This week, a significant amount of my time has been spent on what could feel like "un-missionary work."  I am producing the flier and the informational sheets about the European Baptist Federation's Anti-trafficking Network conference in April in Spain.  I am by no means a graphic designer, just as Judson was no linguist, but this is work that must be done if we are to encourage churches in European countries to take the Gospel to women in prostitution. 

Back before Christmas, I made a quick trip to Amsterdam to plan the conference program and then to Spain to visit the church that will host us and to see first-hand the hotel in which we'll stay.  I am by no means a travel agent, and a quick trip to Europe hardly seems a "work assignment," but it is necessary to be sure that the hotel in which we stay, at a reasonable cost, provides an environment in which people can rest and chat and that the church has the space we need for meetings.

Another "un-missionary work" this week has been to invite people in the U.S. and Europe to sponsor some Eastern Europeans to come to the conference.  I am not a trained development person, but, again, this is something that must be done if we are to build bridges with Eastern Europeans and encourage them to prevent women from ending up being exploited in prostitution in the West.  (If you want to help someone come, please let me know!
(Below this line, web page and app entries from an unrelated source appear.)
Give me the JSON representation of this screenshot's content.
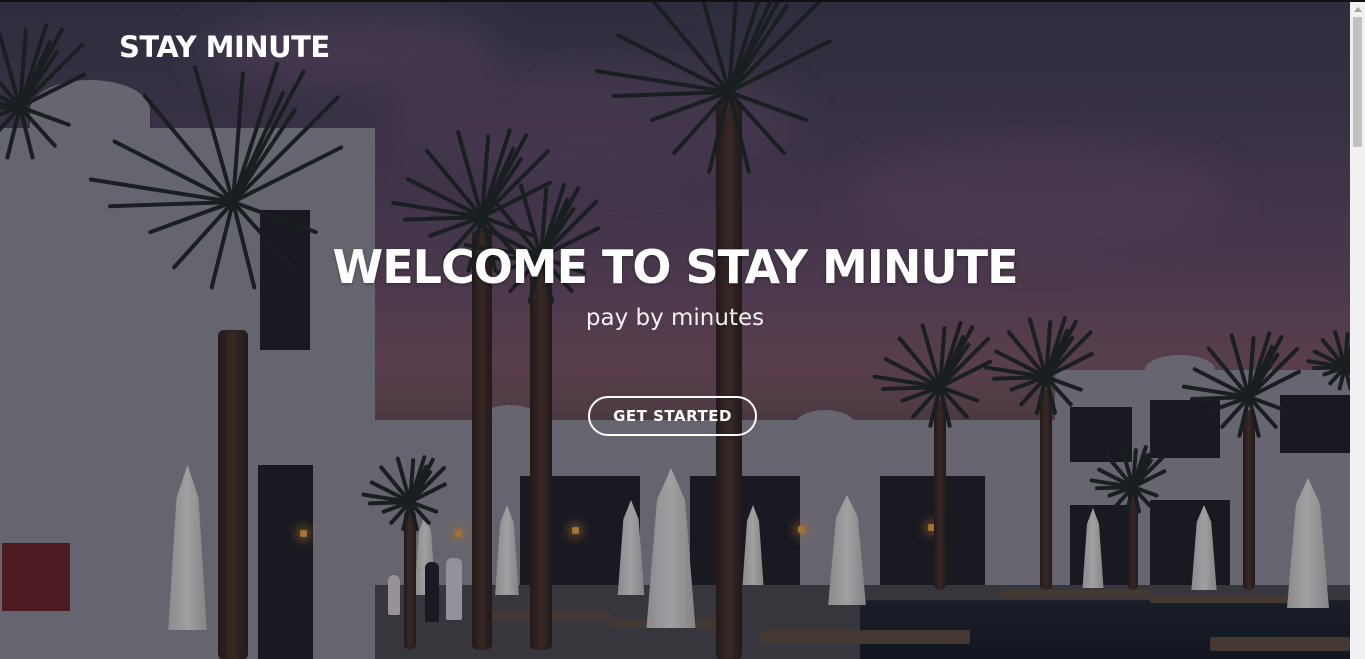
{
  "brand": {
    "name": "STAY MINUTE"
  },
  "hero": {
    "title": "WELCOME TO STAY MINUTE",
    "subtitle": "pay by minutes",
    "cta_label": "GET STARTED",
    "background_description_icon": "hotel-pool-palm-trees-image"
  },
  "colors": {
    "text": "#ffffff",
    "overlay": "#14121e",
    "button_border": "#ffffff"
  }
}
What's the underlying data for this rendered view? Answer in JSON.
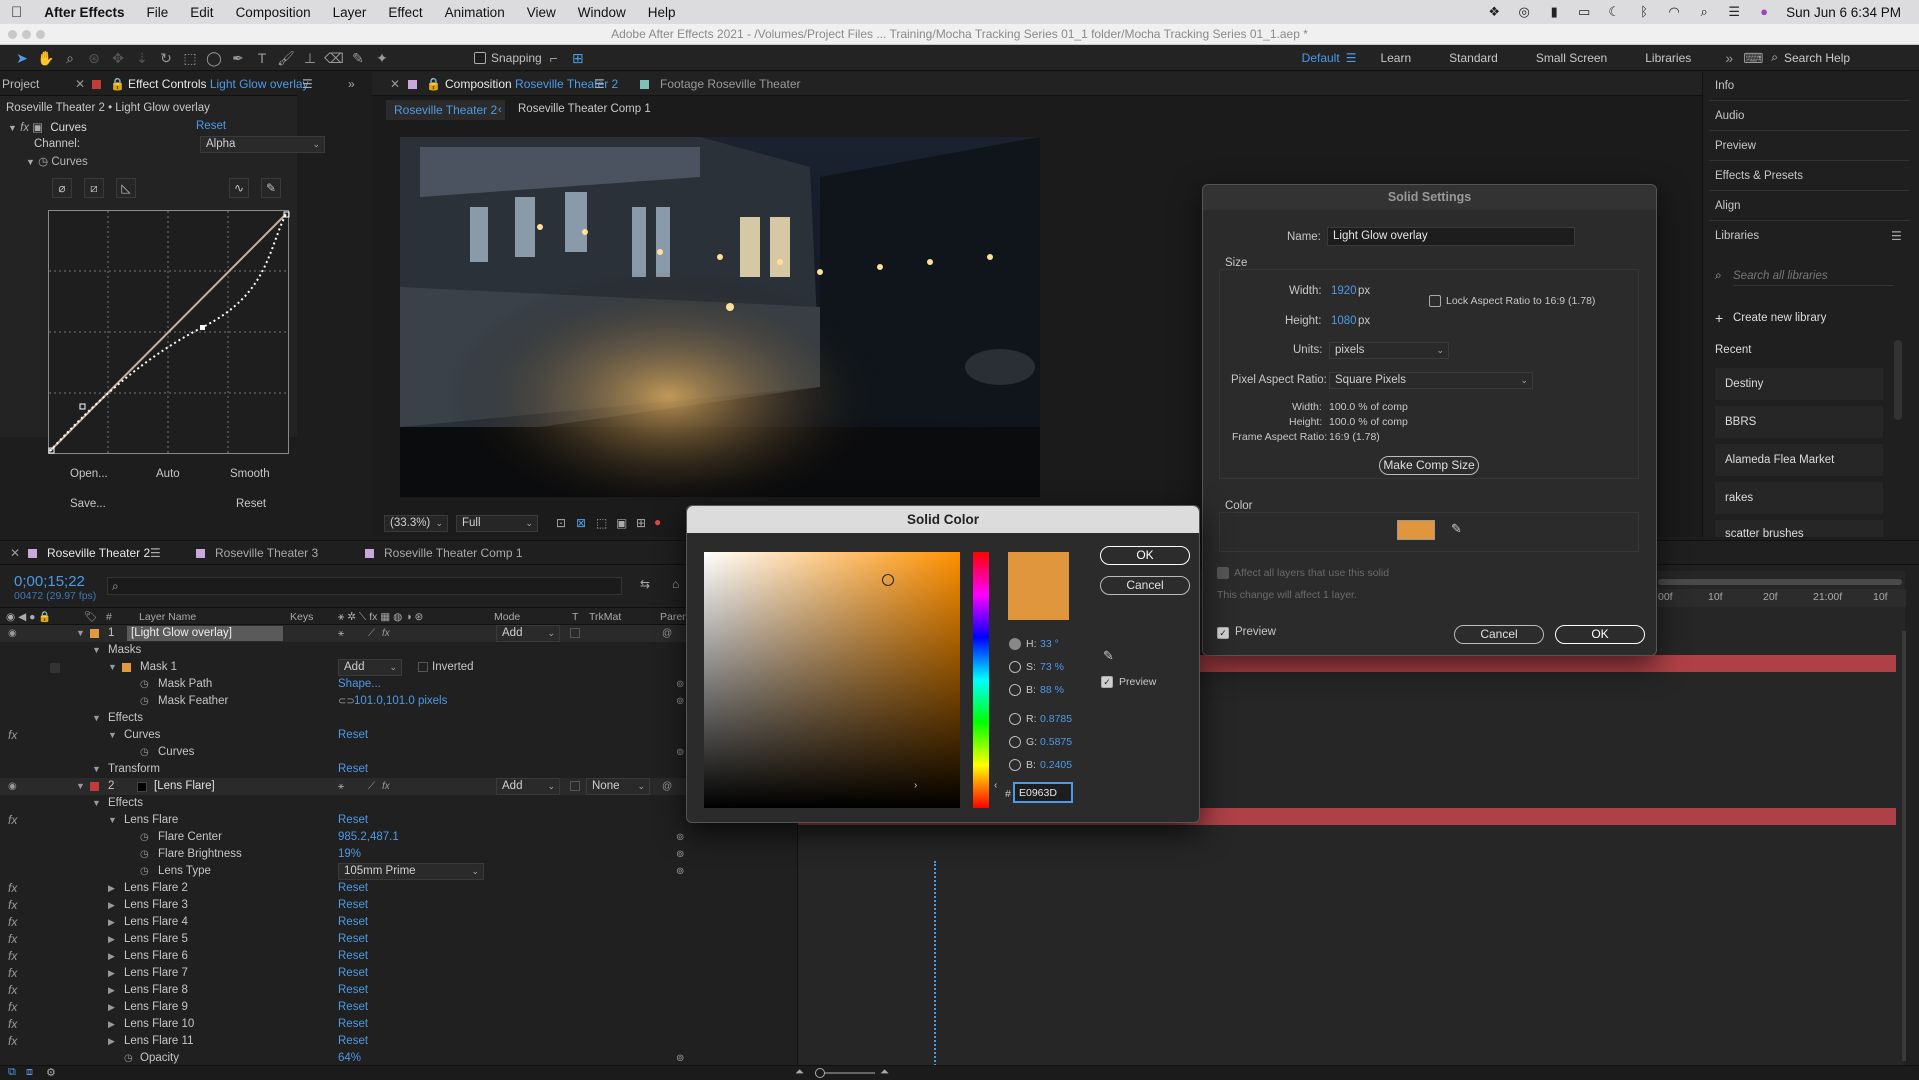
{
  "menubar": {
    "app": "After Effects",
    "items": [
      "File",
      "Edit",
      "Composition",
      "Layer",
      "Effect",
      "Animation",
      "View",
      "Window",
      "Help"
    ],
    "datetime": "Sun Jun 6  6:34 PM"
  },
  "titlebar": {
    "text": "Adobe After Effects 2021 - /Volumes/Project Files ... Training/Mocha Tracking Series 01_1 folder/Mocha Tracking Series 01_1.aep *"
  },
  "toolbar": {
    "snapping": "Snapping",
    "workspaces": [
      "Default",
      "Learn",
      "Standard",
      "Small Screen",
      "Libraries"
    ],
    "active_workspace": "Default",
    "search_help": "Search Help"
  },
  "left_panel": {
    "tab_project": "Project",
    "tab_effect_controls": "Effect Controls",
    "effect_layer": "Light Glow overlay",
    "header": "Roseville Theater 2 • Light Glow overlay",
    "effect_name": "Curves",
    "reset": "Reset",
    "channel_label": "Channel:",
    "channel_value": "Alpha",
    "curves_label": "Curves",
    "buttons": {
      "open": "Open...",
      "auto": "Auto",
      "smooth": "Smooth",
      "save": "Save...",
      "reset": "Reset"
    }
  },
  "composition": {
    "tab_label": "Composition",
    "comp_name": "Roseville Theater 2",
    "footage_tab": "Footage Roseville Theater",
    "breadcrumb_active": "Roseville Theater 2",
    "breadcrumb_next": "Roseville Theater Comp 1",
    "zoom": "(33.3%)",
    "resolution": "Full"
  },
  "right_panel": {
    "items": [
      "Info",
      "Audio",
      "Preview",
      "Effects & Presets",
      "Align",
      "Libraries"
    ],
    "search_placeholder": "Search all libraries",
    "create_library": "Create new library",
    "recent_label": "Recent",
    "libraries": [
      "Destiny",
      "BBRS",
      "Alameda Flea Market",
      "rakes",
      "scatter brushes"
    ]
  },
  "solid_settings": {
    "title": "Solid Settings",
    "name_label": "Name:",
    "name_value": "Light Glow overlay",
    "size_label": "Size",
    "width_label": "Width:",
    "width_value": "1920",
    "height_label": "Height:",
    "height_value": "1080",
    "px": "px",
    "lock_aspect": "Lock Aspect Ratio to 16:9 (1.78)",
    "units_label": "Units:",
    "units_value": "pixels",
    "par_label": "Pixel Aspect Ratio:",
    "par_value": "Square Pixels",
    "info_width_label": "Width:",
    "info_width_value": "100.0 % of comp",
    "info_height_label": "Height:",
    "info_height_value": "100.0 % of comp",
    "far_label": "Frame Aspect Ratio:",
    "far_value": "16:9 (1.78)",
    "make_comp_size": "Make Comp Size",
    "color_label": "Color",
    "swatch_color": "#E0963D",
    "affect_all": "Affect all layers that use this solid",
    "affect_note": "This change will affect 1 layer.",
    "preview": "Preview",
    "cancel": "Cancel",
    "ok": "OK"
  },
  "solid_color": {
    "title": "Solid Color",
    "ok": "OK",
    "cancel": "Cancel",
    "h_label": "H:",
    "h_value": "33 °",
    "s_label": "S:",
    "s_value": "73 %",
    "b_label": "B:",
    "b_value": "88 %",
    "r_label": "R:",
    "r_value": "0.8785",
    "g_label": "G:",
    "g_value": "0.5875",
    "b2_label": "B:",
    "b2_value": "0.2405",
    "preview": "Preview",
    "hash": "#",
    "hex": "E0963D",
    "color": "#E0963D"
  },
  "timeline": {
    "tabs": [
      "Roseville Theater 2",
      "Roseville Theater 3",
      "Roseville Theater Comp 1"
    ],
    "timecode": "0;00;15;22",
    "frame_info": "00472 (29.97 fps)",
    "col_hash": "#",
    "col_layer_name": "Layer Name",
    "col_keys": "Keys",
    "col_mode": "Mode",
    "col_t": "T",
    "col_trkmat": "TrkMat",
    "col_parent": "Paren",
    "ruler": [
      "00f",
      "10f",
      "20f",
      "21:00f",
      "10f"
    ],
    "layer1": {
      "num": "1",
      "name": "[Light Glow overlay]",
      "mode": "Add"
    },
    "masks": "Masks",
    "mask1": "Mask 1",
    "mask1_mode": "Add",
    "inverted": "Inverted",
    "mask_path": "Mask Path",
    "mask_path_value": "Shape...",
    "mask_feather": "Mask Feather",
    "mask_feather_value": "101.0,101.0 pixels",
    "effects": "Effects",
    "curves": "Curves",
    "curves_sub": "Curves",
    "transform": "Transform",
    "reset": "Reset",
    "layer2": {
      "num": "2",
      "name": "[Lens Flare]",
      "mode": "Add",
      "trkmat": "None"
    },
    "lens_flare": "Lens Flare",
    "flare_center": "Flare Center",
    "flare_center_value": "985.2,487.1",
    "flare_brightness": "Flare Brightness",
    "flare_brightness_value": "19%",
    "lens_type": "Lens Type",
    "lens_type_value": "105mm Prime",
    "flares": [
      "Lens Flare 2",
      "Lens Flare 3",
      "Lens Flare 4",
      "Lens Flare 5",
      "Lens Flare 6",
      "Lens Flare 7",
      "Lens Flare 8",
      "Lens Flare 9",
      "Lens Flare 10",
      "Lens Flare 11"
    ],
    "opacity": "Opacity",
    "opacity_value": "64%"
  }
}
A bake sale in your church, for instance, would certainly pay for at least 1 person's hotel and meals and perhaps even for a flight!) 

In a seminary course on prayer, I read from an author whose name I cannot remember:  "When we see life as God sees life, all of life becomes a prayer."  Perhaps Judson learned as I am learning,  "When we see work as God sees work, all of our work is 'missionary'."  Of course, we must be sure the work is one that provides dignity and that does not exploit others' dignity, but, perhaps we all need to see more of what we do as an offering of work to God. 

Thank you for partnering in this missionary work!  

We will hold the memorial service for both of Jim's parents on Saturday.  Thank you for your prayers!